§ **REQUIREMENT**
Go through the listing and write out all of it exactly.

§ **THE INPUT**
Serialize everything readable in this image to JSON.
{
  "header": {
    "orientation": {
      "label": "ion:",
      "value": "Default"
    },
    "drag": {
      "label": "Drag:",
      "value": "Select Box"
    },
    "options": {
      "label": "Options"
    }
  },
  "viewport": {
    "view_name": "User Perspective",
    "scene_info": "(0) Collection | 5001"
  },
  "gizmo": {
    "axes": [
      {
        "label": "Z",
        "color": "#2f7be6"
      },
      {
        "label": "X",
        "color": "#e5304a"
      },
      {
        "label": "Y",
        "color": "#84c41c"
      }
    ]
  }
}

§ **FINAL ANSWER**
Serialize everything readable in this image to JSON.
{
  "header": {
    "orientation": {
      "label": "ion:",
      "value": "Default"
    },
    "drag": {
      "label": "Drag:",
      "value": "Select Box"
    },
    "options": {
      "label": "Options"
    }
  },
  "viewport": {
    "view_name": "User Perspective",
    "scene_info": "(0) Collection | 5001"
  },
  "gizmo": {
    "axes": [
      {
        "label": "Z",
        "color": "#2f7be6"
      },
      {
        "label": "X",
        "color": "#e5304a"
      },
      {
        "label": "Y",
        "color": "#84c41c"
      }
    ]
  }
}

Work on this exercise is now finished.